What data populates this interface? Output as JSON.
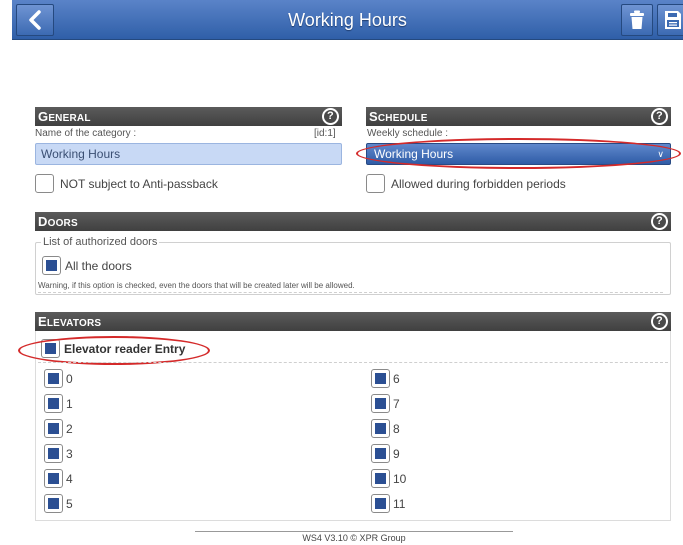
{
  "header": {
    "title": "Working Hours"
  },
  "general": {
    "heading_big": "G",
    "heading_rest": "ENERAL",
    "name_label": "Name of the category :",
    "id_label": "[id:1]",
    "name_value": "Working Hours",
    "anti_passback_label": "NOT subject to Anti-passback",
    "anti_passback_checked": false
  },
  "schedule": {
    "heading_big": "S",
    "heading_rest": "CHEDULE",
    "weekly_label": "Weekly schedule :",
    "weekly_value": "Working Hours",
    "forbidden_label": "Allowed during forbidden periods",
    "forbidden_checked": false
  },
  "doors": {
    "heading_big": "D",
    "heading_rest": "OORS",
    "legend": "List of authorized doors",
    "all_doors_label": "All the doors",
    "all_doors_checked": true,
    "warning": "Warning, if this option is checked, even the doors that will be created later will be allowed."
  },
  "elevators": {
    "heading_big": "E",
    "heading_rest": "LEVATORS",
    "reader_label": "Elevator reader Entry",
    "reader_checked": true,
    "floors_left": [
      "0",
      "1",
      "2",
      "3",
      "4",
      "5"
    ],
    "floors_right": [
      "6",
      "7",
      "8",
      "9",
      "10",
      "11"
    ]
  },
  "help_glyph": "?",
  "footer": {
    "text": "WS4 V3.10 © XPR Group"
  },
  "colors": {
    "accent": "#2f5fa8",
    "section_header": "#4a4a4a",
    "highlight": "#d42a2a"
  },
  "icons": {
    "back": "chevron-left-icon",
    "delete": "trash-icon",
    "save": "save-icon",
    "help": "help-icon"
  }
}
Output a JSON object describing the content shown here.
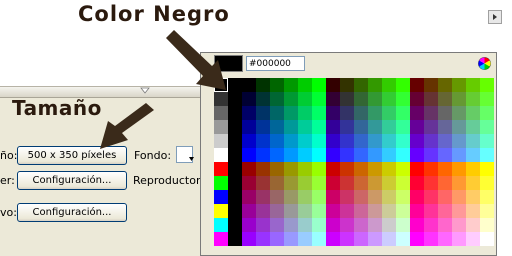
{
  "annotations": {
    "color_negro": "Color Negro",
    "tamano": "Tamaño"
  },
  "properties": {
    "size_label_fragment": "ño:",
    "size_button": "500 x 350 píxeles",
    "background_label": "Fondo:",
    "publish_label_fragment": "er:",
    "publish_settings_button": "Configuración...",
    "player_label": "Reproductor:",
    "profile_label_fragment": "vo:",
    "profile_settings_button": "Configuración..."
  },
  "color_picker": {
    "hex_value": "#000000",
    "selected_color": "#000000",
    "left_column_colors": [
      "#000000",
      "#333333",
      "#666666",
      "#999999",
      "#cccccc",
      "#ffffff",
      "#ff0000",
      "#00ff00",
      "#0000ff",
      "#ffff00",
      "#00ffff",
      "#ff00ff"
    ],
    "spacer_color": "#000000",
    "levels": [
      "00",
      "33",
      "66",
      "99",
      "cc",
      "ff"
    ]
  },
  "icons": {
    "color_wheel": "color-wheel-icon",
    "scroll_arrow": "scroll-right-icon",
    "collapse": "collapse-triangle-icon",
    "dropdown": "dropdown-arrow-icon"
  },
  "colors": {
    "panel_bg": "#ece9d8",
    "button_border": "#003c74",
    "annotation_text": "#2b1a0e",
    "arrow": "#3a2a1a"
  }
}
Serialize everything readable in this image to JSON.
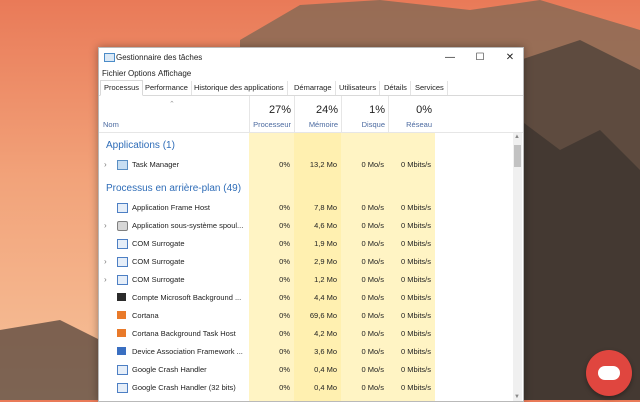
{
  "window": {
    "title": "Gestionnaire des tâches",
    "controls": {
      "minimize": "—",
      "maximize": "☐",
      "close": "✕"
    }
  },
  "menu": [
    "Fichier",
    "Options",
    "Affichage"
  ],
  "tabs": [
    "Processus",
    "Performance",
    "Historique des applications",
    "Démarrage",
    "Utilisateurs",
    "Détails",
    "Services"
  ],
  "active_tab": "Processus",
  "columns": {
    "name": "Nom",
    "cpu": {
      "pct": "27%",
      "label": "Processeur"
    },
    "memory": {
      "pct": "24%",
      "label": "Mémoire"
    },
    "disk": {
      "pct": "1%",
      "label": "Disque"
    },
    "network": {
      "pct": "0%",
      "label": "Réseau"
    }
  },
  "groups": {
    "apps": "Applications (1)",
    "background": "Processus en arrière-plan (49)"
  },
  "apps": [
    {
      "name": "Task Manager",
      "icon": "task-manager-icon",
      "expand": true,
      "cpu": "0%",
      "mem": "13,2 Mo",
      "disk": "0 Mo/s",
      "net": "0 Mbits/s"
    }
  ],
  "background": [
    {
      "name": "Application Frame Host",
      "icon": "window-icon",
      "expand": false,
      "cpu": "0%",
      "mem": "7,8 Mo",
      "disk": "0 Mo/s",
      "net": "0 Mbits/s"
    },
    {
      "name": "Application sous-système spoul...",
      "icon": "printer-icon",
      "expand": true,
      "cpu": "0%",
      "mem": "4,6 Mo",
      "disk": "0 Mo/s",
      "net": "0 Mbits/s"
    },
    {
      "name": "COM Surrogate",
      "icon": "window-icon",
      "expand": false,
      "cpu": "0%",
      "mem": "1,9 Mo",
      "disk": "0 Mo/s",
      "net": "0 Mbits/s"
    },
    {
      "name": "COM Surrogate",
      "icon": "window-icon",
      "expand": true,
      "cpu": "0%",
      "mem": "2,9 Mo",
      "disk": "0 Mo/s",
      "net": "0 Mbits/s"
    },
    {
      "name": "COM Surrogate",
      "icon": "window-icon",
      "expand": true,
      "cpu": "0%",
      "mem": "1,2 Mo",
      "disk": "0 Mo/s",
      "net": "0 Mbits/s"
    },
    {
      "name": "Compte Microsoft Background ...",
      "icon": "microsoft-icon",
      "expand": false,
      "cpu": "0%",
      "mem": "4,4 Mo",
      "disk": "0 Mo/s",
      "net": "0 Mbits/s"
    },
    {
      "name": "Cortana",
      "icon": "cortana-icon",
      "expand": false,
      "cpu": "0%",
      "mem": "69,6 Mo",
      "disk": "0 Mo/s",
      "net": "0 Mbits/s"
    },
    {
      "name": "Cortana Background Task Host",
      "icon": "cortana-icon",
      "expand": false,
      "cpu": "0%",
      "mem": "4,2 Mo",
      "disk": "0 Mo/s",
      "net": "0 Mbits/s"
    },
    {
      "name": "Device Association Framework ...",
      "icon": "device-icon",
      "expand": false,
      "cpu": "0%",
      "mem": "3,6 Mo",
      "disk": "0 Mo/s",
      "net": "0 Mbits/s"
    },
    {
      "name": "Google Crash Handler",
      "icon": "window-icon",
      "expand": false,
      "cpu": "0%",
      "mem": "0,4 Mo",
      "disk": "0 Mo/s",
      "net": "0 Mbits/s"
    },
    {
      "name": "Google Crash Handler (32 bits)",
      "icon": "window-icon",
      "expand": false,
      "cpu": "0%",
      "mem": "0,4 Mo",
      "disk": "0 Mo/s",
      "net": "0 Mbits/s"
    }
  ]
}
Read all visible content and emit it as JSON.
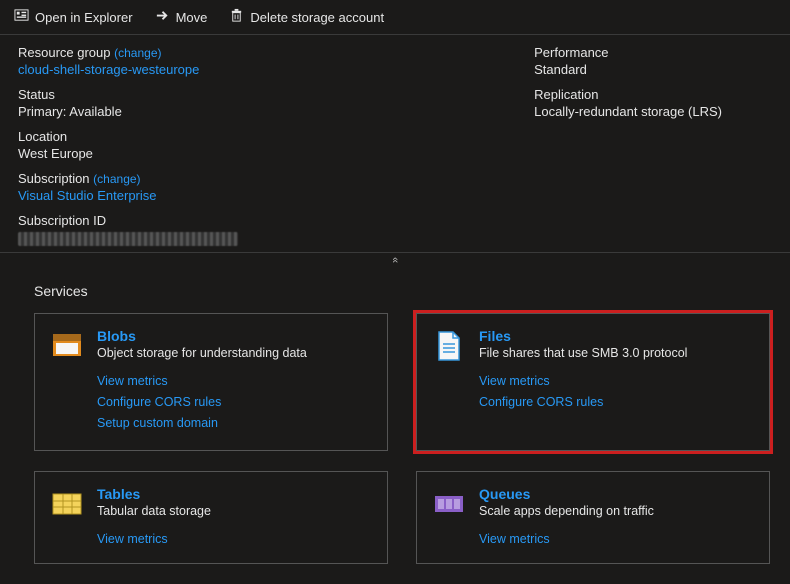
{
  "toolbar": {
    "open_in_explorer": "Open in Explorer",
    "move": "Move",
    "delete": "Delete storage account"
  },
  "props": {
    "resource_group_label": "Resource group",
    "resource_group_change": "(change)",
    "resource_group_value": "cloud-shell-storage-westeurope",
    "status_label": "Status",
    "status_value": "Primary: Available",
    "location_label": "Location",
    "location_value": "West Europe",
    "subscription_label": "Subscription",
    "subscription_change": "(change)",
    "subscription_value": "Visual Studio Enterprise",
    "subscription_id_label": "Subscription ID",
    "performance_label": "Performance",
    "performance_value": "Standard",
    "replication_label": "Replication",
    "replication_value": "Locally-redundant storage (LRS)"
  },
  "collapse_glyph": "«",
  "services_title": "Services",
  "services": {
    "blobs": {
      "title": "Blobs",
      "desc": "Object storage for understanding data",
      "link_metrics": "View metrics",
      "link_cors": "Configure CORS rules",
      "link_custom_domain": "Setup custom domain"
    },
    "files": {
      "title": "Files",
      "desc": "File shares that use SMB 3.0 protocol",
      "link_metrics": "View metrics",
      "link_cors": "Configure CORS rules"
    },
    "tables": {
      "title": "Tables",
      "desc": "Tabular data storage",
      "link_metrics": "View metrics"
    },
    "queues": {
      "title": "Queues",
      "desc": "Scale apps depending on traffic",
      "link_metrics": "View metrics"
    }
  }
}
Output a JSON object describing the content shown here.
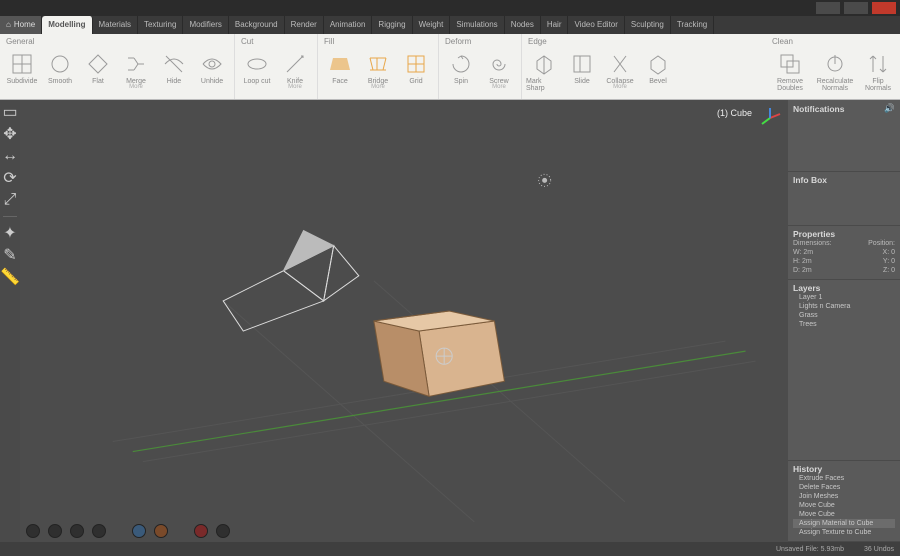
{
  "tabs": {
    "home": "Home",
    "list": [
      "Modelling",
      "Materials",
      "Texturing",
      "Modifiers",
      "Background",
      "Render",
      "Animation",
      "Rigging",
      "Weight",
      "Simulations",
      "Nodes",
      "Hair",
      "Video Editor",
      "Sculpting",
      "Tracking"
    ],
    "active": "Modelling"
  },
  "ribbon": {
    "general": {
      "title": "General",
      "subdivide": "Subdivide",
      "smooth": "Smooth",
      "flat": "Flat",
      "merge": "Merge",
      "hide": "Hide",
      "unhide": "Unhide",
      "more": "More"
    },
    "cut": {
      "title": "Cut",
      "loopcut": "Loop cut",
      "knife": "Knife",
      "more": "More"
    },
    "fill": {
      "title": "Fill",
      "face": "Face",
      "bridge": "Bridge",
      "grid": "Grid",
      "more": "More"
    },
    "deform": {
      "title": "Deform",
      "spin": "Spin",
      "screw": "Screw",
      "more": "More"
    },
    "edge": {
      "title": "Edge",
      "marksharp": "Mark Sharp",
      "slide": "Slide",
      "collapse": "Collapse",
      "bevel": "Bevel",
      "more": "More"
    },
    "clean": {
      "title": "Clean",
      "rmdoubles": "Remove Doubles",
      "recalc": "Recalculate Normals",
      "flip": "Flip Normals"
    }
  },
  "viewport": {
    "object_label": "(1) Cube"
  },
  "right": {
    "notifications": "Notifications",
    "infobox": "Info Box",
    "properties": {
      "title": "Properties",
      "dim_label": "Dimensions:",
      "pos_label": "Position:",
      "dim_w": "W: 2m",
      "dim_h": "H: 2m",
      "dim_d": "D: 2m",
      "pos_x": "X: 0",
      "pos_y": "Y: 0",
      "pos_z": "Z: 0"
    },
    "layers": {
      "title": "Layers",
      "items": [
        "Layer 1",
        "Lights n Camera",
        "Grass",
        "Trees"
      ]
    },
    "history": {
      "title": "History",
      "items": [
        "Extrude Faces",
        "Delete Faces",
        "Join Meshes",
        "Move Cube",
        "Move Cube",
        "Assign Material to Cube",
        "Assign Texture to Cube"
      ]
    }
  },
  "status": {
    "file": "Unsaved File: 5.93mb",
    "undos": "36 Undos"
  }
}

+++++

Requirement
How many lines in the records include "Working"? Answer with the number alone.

Written reply
3